─── DATA FOR REVIEW

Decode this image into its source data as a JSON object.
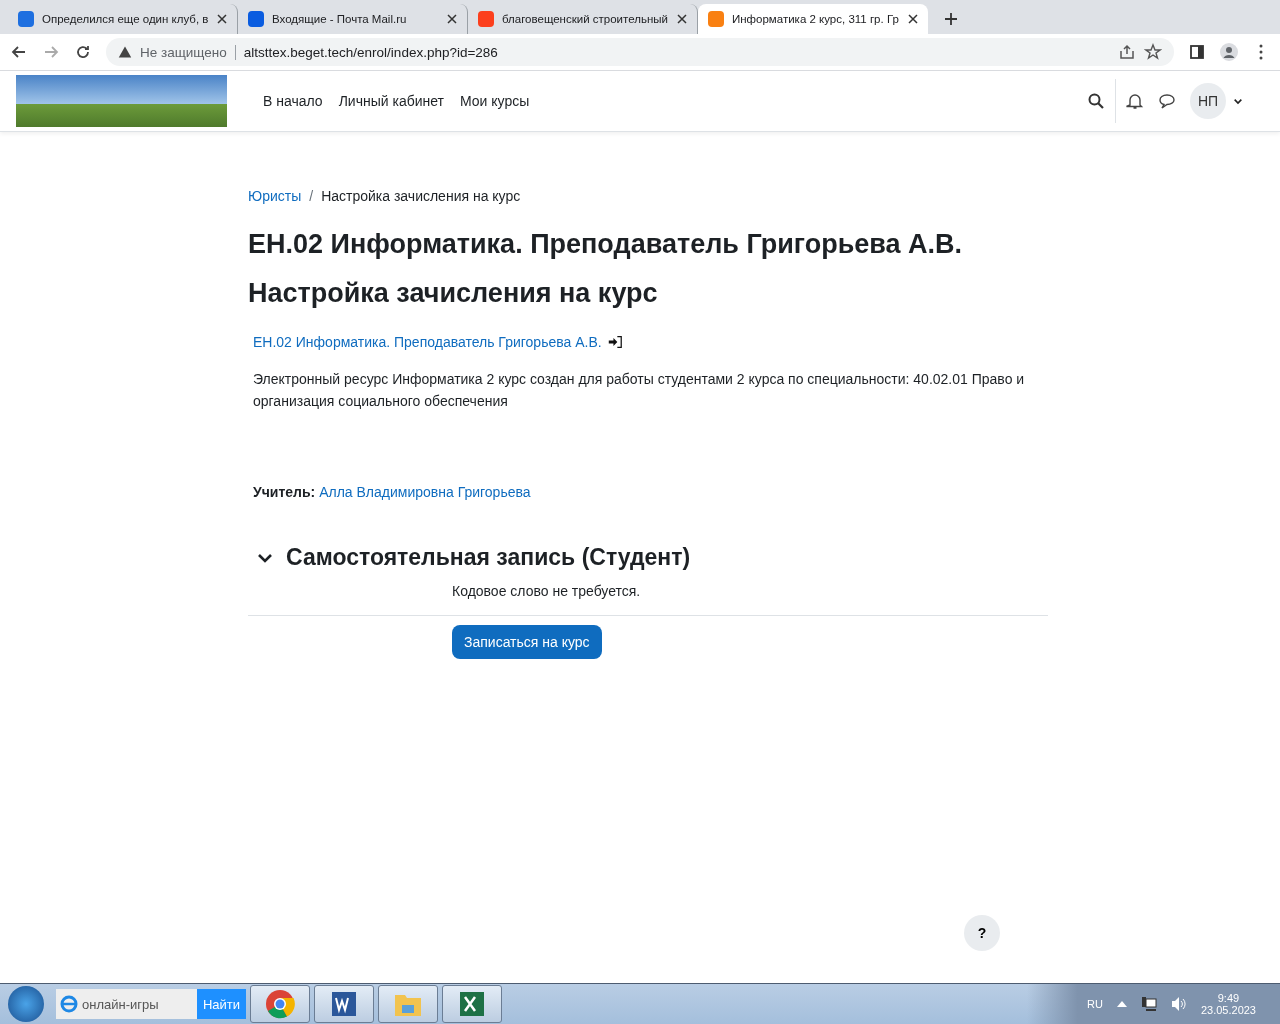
{
  "browser": {
    "tabs": [
      {
        "title": "Определился еще один клуб, в",
        "kind": "a",
        "selected": false
      },
      {
        "title": "Входящие - Почта Mail.ru",
        "kind": "a",
        "selected": false
      },
      {
        "title": "благовещенский строительный",
        "kind": "a",
        "selected": false
      },
      {
        "title": "Информатика 2 курс, 311 гр. Гр",
        "kind": "a",
        "selected": true
      }
    ],
    "security": "Не защищено",
    "url": "altsttex.beget.tech/enrol/index.php?id=286"
  },
  "header": {
    "nav": [
      "В начало",
      "Личный кабинет",
      "Мои курсы"
    ],
    "user_initials": "НП"
  },
  "breadcrumb": [
    {
      "label": "Юристы",
      "kind": "link"
    },
    {
      "label": "/",
      "kind": "separator"
    },
    {
      "label": "Настройка зачисления на курс",
      "kind": "current"
    }
  ],
  "title": "ЕН.02 Информатика. Преподаватель Григорьева А.В.",
  "subtitle": "Настройка зачисления на курс",
  "course": {
    "link": "ЕН.02 Информатика. Преподаватель Григорьева А.В.",
    "summary": "Электронный ресурс Информатика 2 курс создан для работы студентами 2 курса по специальности: 40.02.01 Право и организация социального обеспечения",
    "teacher_label": "Учитель:",
    "teacher": "Алла Владимировна Григорьева"
  },
  "enrol": {
    "title": "Самостоятельная запись (Студент)",
    "expanded": true,
    "note": "Кодовое слово не требуется.",
    "button": "Записаться на курс"
  },
  "help": "?",
  "taskbar": {
    "search": "онлайн-игры",
    "search_button": "Найти",
    "lang": "RU",
    "time": "9:49",
    "date": "23.05.2023"
  }
}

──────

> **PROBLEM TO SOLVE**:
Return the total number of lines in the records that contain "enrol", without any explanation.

> **OUTPUT OF THE EXERCISE**:
2